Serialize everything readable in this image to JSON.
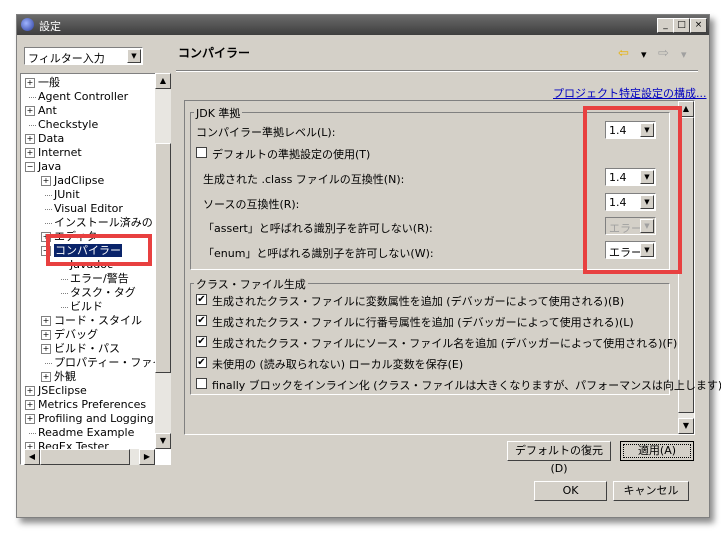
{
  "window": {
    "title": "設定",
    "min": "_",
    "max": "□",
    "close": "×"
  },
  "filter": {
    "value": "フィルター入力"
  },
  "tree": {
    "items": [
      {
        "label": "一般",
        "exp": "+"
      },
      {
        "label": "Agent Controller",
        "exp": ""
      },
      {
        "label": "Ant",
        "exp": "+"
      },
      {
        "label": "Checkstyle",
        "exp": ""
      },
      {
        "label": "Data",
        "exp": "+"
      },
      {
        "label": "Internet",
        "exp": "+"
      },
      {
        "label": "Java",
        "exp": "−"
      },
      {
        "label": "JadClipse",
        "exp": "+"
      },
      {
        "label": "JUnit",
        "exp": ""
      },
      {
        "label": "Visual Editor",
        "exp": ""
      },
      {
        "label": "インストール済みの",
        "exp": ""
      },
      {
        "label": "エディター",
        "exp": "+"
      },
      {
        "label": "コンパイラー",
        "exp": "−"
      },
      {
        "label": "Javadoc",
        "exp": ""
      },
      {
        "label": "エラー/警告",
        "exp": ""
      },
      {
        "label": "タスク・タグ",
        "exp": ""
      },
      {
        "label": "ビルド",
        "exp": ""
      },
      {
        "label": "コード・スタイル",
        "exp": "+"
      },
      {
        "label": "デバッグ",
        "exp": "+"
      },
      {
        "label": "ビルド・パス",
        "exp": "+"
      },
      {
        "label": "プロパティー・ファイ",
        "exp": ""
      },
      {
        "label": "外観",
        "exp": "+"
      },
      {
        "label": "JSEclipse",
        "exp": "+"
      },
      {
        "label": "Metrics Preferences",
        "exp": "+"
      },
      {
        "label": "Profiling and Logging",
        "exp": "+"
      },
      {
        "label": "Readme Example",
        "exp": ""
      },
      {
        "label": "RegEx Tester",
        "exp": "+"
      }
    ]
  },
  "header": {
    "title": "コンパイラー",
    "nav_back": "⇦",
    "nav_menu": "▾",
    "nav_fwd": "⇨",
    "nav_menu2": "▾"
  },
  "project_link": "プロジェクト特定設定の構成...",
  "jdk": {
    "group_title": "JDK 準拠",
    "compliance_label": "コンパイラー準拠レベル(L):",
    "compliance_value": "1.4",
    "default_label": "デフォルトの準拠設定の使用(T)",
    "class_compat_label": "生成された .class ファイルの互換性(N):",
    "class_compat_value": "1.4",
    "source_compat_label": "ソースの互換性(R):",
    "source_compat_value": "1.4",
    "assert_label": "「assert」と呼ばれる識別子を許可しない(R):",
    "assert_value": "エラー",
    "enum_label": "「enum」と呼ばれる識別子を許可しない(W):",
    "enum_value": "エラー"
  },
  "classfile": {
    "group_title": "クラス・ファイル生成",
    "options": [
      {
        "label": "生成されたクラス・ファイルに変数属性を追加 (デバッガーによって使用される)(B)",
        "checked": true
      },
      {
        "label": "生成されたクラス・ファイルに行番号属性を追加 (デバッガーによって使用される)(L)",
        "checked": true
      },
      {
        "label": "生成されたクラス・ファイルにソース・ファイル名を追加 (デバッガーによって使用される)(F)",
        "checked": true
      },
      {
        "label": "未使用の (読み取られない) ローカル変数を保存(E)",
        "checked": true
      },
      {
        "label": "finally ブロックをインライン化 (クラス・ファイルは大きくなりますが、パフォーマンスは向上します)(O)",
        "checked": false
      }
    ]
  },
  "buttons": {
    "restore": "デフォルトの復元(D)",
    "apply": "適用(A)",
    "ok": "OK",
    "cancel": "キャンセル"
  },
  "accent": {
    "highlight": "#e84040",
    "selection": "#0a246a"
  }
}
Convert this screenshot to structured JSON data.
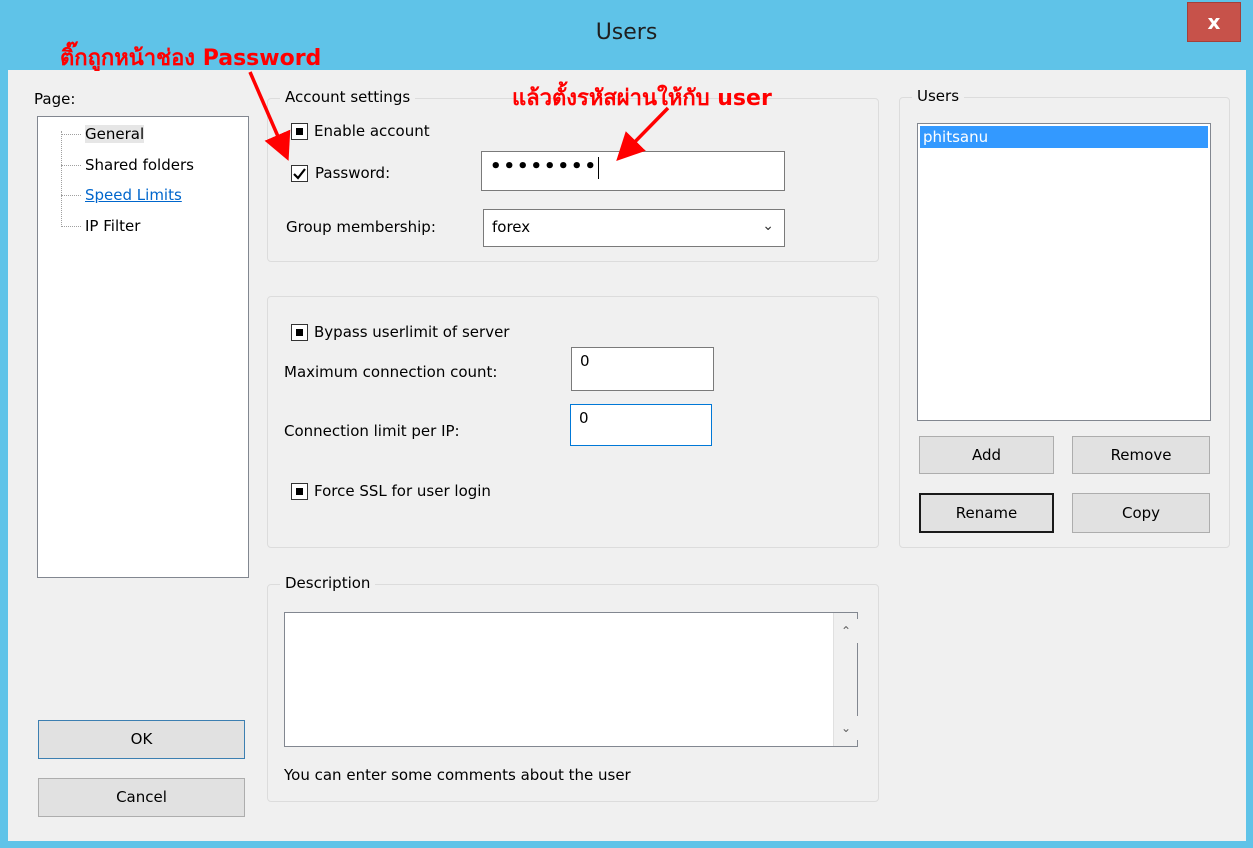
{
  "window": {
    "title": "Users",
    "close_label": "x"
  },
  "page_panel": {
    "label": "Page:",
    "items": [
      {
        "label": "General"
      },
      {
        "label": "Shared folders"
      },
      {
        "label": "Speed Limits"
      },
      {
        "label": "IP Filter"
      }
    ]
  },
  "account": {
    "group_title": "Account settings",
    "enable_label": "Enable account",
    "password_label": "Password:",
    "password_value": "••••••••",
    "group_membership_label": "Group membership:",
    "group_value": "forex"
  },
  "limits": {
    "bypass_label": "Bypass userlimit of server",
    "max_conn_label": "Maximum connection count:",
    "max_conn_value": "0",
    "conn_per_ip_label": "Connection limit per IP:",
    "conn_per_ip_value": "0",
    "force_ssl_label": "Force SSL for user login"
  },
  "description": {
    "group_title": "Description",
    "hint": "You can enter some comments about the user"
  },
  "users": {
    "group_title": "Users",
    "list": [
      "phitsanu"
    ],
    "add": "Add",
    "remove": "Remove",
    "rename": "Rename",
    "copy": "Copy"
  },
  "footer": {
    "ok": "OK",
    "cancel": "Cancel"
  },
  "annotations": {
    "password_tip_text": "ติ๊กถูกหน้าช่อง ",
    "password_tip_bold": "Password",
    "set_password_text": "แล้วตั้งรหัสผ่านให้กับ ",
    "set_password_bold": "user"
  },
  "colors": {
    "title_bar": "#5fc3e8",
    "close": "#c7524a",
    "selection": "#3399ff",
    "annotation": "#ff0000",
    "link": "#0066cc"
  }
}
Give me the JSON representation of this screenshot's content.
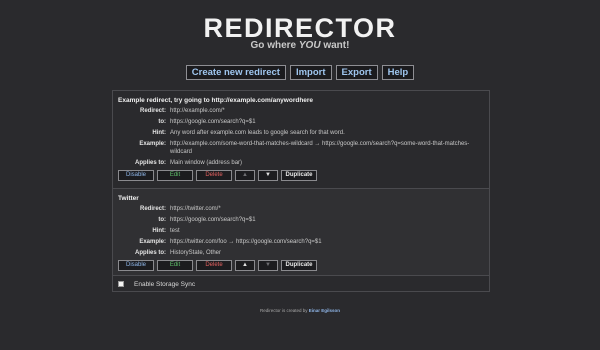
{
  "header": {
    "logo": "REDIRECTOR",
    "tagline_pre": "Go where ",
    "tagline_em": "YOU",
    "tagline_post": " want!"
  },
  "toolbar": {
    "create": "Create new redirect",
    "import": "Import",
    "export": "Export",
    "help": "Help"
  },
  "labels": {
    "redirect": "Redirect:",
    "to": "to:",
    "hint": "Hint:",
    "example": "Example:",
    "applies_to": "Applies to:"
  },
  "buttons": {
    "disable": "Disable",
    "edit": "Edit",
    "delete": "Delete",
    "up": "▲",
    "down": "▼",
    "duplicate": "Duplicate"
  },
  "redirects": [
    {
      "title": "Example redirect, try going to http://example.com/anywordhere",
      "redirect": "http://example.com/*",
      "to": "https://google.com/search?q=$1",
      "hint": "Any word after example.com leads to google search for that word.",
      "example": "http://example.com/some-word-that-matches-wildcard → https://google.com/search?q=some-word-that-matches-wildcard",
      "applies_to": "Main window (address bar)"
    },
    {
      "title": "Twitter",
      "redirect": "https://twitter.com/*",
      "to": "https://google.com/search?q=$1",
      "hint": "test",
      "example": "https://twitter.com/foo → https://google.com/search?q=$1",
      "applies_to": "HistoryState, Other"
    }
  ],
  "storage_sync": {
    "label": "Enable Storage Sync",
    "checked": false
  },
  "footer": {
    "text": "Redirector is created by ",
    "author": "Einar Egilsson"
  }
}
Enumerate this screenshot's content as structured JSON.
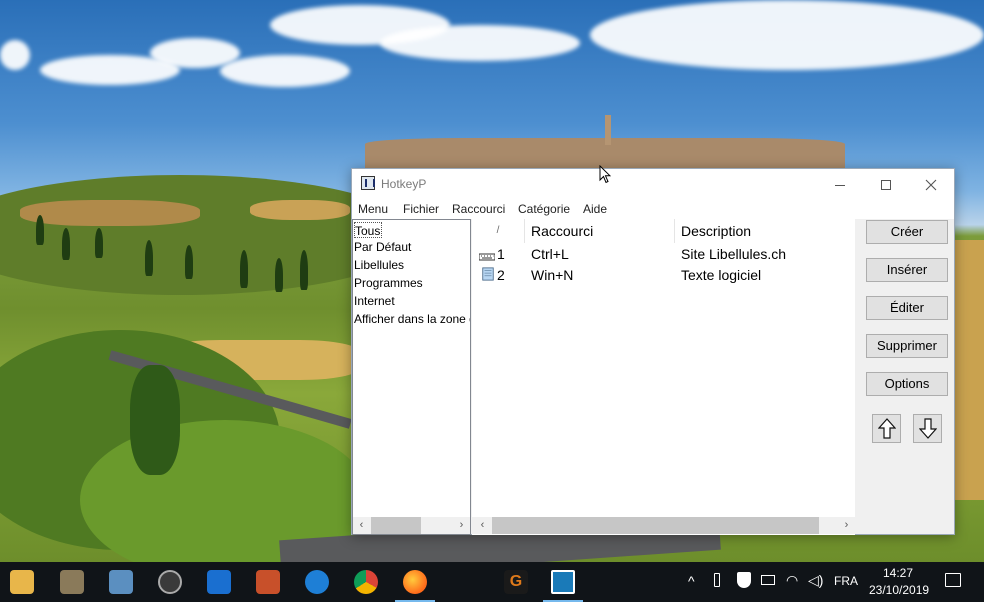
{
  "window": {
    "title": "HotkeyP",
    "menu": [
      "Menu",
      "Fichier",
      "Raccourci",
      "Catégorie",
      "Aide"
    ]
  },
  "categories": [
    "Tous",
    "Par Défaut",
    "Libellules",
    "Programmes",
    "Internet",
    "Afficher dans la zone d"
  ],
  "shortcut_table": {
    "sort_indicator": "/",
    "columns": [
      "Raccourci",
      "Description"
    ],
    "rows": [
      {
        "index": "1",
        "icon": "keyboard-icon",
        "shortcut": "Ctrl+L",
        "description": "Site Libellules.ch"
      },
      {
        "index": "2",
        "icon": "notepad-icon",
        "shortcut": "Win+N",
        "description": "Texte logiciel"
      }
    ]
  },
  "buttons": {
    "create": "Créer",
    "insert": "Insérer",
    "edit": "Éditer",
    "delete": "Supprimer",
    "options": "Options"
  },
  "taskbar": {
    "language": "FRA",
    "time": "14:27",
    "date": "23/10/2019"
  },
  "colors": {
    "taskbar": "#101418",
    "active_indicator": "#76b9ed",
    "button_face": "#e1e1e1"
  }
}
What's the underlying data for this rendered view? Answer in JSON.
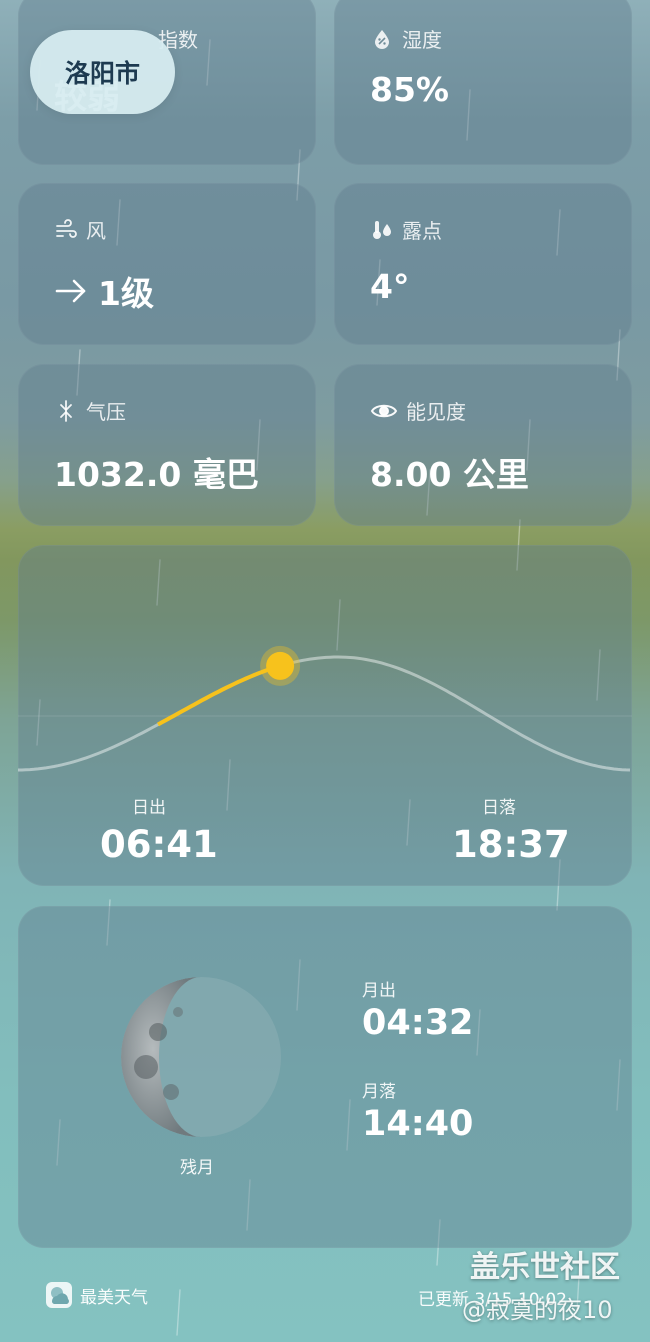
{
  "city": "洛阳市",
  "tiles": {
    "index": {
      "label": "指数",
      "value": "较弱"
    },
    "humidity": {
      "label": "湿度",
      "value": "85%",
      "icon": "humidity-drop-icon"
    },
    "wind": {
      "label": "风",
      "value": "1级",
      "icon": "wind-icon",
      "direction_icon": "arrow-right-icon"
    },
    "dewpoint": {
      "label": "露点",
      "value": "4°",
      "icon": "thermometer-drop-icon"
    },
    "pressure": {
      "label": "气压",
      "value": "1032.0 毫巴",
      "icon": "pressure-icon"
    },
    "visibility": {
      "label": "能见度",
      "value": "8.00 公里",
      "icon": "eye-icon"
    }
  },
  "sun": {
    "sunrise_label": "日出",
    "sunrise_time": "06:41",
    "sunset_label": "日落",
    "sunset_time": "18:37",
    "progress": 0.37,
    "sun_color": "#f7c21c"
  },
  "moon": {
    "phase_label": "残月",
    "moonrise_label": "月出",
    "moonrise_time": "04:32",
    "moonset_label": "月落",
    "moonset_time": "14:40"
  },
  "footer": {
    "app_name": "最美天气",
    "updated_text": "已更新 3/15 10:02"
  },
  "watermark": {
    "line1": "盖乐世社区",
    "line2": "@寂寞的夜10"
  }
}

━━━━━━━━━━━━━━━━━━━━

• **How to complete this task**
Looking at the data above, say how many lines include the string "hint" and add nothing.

• **Result**
4